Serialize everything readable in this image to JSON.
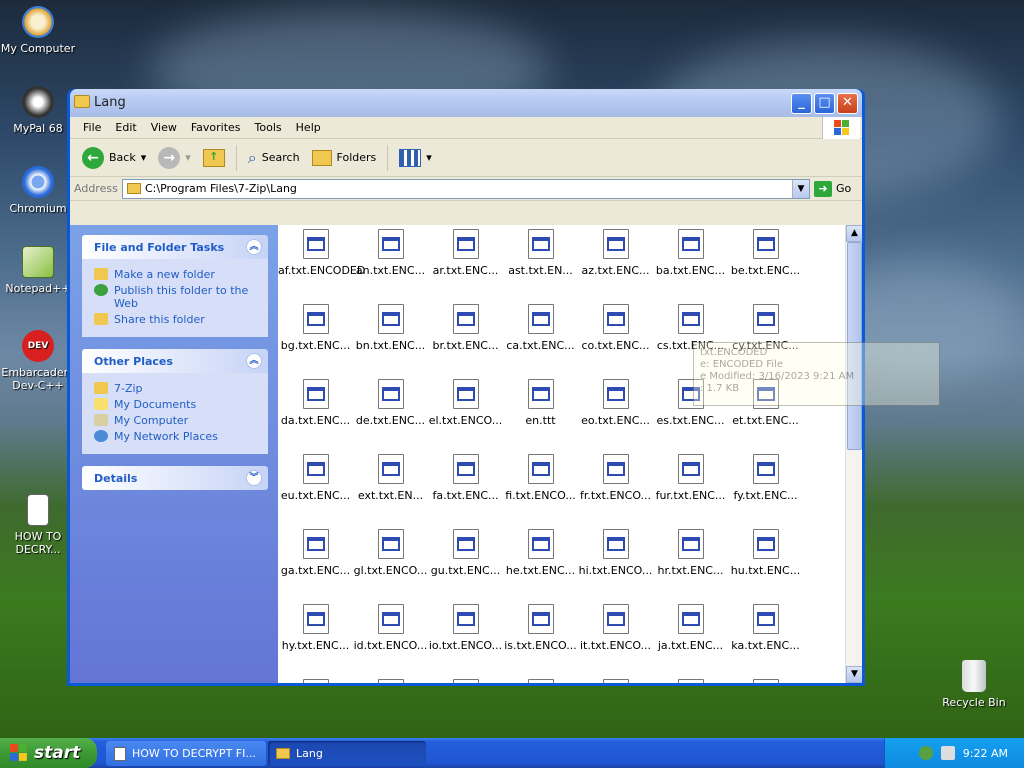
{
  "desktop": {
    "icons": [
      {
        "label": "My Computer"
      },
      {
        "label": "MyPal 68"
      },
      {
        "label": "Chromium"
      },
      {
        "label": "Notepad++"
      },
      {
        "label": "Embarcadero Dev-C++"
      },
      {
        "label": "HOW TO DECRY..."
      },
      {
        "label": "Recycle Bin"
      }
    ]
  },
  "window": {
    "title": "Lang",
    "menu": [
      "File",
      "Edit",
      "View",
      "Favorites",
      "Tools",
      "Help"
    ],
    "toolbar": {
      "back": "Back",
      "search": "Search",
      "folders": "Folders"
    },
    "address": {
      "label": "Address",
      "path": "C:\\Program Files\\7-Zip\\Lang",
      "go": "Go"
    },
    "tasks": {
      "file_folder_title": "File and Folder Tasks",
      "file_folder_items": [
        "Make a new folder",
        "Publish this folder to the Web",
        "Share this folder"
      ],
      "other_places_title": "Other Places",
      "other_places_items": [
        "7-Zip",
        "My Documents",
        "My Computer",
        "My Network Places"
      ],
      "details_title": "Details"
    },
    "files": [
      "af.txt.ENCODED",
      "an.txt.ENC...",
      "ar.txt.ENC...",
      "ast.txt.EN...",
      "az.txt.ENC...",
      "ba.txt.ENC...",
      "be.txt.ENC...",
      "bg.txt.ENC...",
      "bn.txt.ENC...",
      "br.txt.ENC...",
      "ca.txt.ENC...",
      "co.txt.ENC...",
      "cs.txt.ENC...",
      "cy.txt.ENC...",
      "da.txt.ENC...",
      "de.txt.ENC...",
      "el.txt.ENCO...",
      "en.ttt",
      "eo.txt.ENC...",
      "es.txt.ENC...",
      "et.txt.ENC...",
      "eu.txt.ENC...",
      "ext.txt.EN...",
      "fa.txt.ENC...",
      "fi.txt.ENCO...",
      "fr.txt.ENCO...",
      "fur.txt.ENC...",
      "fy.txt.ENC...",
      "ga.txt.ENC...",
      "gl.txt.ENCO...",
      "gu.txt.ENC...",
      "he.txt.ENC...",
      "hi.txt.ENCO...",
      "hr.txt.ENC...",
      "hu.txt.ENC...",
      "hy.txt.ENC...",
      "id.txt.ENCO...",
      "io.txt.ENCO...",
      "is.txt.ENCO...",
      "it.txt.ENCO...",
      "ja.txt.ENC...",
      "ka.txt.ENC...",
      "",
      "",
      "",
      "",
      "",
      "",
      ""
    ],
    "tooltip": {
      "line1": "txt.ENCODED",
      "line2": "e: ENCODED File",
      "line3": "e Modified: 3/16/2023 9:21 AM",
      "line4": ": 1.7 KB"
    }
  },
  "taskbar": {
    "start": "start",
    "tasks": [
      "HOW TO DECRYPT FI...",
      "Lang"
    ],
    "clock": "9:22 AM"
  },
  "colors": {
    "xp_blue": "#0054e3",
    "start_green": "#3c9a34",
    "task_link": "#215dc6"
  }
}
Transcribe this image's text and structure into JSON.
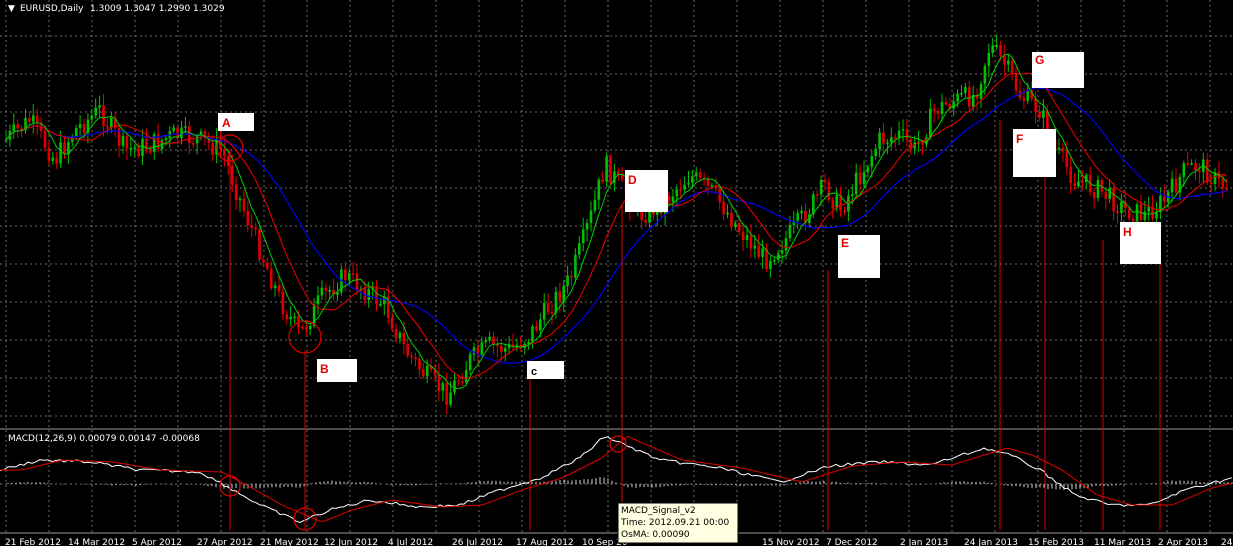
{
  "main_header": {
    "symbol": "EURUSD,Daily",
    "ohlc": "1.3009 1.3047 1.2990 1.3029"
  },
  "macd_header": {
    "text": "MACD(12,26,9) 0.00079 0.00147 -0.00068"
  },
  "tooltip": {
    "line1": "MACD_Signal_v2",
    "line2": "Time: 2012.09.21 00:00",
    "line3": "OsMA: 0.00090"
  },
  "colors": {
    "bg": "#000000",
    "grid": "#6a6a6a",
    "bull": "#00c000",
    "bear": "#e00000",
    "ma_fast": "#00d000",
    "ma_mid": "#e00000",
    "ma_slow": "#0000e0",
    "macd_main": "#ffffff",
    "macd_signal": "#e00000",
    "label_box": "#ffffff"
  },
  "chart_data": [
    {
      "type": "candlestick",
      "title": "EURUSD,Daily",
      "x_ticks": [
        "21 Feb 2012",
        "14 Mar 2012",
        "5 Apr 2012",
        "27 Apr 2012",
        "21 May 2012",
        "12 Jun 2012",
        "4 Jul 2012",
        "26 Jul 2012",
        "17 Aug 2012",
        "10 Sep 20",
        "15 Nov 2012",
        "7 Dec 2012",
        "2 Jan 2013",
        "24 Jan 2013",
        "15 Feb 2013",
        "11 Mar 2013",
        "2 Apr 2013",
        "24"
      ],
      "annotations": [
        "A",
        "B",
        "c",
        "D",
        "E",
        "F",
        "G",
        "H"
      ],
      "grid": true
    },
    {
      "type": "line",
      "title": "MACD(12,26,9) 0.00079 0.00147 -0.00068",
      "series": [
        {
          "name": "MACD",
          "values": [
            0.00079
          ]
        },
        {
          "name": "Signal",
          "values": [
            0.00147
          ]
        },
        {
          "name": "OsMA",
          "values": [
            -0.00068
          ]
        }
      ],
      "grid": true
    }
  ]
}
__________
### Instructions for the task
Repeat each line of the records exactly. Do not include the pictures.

### Your solution
Serialize everything readable in this image to JSON.
{
  "desktop": {
    "icons": [
      {
        "label": "My Computer"
      },
      {
        "label": "MyPal 68"
      },
      {
        "label": "Chromium"
      },
      {
        "label": "Notepad++"
      },
      {
        "label": "Embarcadero Dev-C++"
      },
      {
        "label": "HOW TO DECRY..."
      },
      {
        "label": "Recycle Bin"
      }
    ]
  },
  "window": {
    "title": "Lang",
    "menu": [
      "File",
      "Edit",
      "View",
      "Favorites",
      "Tools",
      "Help"
    ],
    "toolbar": {
      "back": "Back",
      "search": "Search",
      "folders": "Folders"
    },
    "address": {
      "label": "Address",
      "path": "C:\\Program Files\\7-Zip\\Lang",
      "go": "Go"
    },
    "tasks": {
      "file_folder_title": "File and Folder Tasks",
      "file_folder_items": [
        "Make a new folder",
        "Publish this folder to the Web",
        "Share this folder"
      ],
      "other_places_title": "Other Places",
      "other_places_items": [
        "7-Zip",
        "My Documents",
        "My Computer",
        "My Network Places"
      ],
      "details_title": "Details"
    },
    "files": [
      "af.txt.ENCODED",
      "an.txt.ENC...",
      "ar.txt.ENC...",
      "ast.txt.EN...",
      "az.txt.ENC...",
      "ba.txt.ENC...",
      "be.txt.ENC...",
      "bg.txt.ENC...",
      "bn.txt.ENC...",
      "br.txt.ENC...",
      "ca.txt.ENC...",
      "co.txt.ENC...",
      "cs.txt.ENC...",
      "cy.txt.ENC...",
      "da.txt.ENC...",
      "de.txt.ENC...",
      "el.txt.ENCO...",
      "en.ttt",
      "eo.txt.ENC...",
      "es.txt.ENC...",
      "et.txt.ENC...",
      "eu.txt.ENC...",
      "ext.txt.EN...",
      "fa.txt.ENC...",
      "fi.txt.ENCO...",
      "fr.txt.ENCO...",
      "fur.txt.ENC...",
      "fy.txt.ENC...",
      "ga.txt.ENC...",
      "gl.txt.ENCO...",
      "gu.txt.ENC...",
      "he.txt.ENC...",
      "hi.txt.ENCO...",
      "hr.txt.ENC...",
      "hu.txt.ENC...",
      "hy.txt.ENC...",
      "id.txt.ENCO...",
      "io.txt.ENCO...",
      "is.txt.ENCO...",
      "it.txt.ENCO...",
      "ja.txt.ENC...",
      "ka.txt.ENC...",
      "",
      "",
      "",
      "",
      "",
      "",
      ""
    ],
    "tooltip": {
      "line1": "txt.ENCODED",
      "line2": "e: ENCODED File",
      "line3": "e Modified: 3/16/2023 9:21 AM",
      "line4": ": 1.7 KB"
    }
  },
  "taskbar": {
    "start": "start",
    "tasks": [
      "HOW TO DECRYPT FI...",
      "Lang"
    ],
    "clock": "9:22 AM"
  },
  "colors": {
    "xp_blue": "#0054e3",
    "start_green": "#3c9a34",
    "task_link": "#215dc6"
  }
}
Transcribe this image's text and structure into JSON.
{
  "main_header": {
    "symbol": "EURUSD,Daily",
    "ohlc": "1.3009 1.3047 1.2990 1.3029"
  },
  "macd_header": {
    "text": "MACD(12,26,9) 0.00079 0.00147 -0.00068"
  },
  "tooltip": {
    "line1": "MACD_Signal_v2",
    "line2": "Time: 2012.09.21 00:00",
    "line3": "OsMA: 0.00090"
  },
  "colors": {
    "bg": "#000000",
    "grid": "#6a6a6a",
    "bull": "#00c000",
    "bear": "#e00000",
    "ma_fast": "#00d000",
    "ma_mid": "#e00000",
    "ma_slow": "#0000e0",
    "macd_main": "#ffffff",
    "macd_signal": "#e00000",
    "label_box": "#ffffff"
  },
  "chart_data": [
    {
      "type": "candlestick",
      "title": "EURUSD,Daily",
      "x_ticks": [
        "21 Feb 2012",
        "14 Mar 2012",
        "5 Apr 2012",
        "27 Apr 2012",
        "21 May 2012",
        "12 Jun 2012",
        "4 Jul 2012",
        "26 Jul 2012",
        "17 Aug 2012",
        "10 Sep 20",
        "15 Nov 2012",
        "7 Dec 2012",
        "2 Jan 2013",
        "24 Jan 2013",
        "15 Feb 2013",
        "11 Mar 2013",
        "2 Apr 2013",
        "24"
      ],
      "annotations": [
        "A",
        "B",
        "c",
        "D",
        "E",
        "F",
        "G",
        "H"
      ],
      "grid": true
    },
    {
      "type": "line",
      "title": "MACD(12,26,9) 0.00079 0.00147 -0.00068",
      "series": [
        {
          "name": "MACD",
          "values": [
            0.00079
          ]
        },
        {
          "name": "Signal",
          "values": [
            0.00147
          ]
        },
        {
          "name": "OsMA",
          "values": [
            -0.00068
          ]
        }
      ],
      "grid": true
    }
  ]
}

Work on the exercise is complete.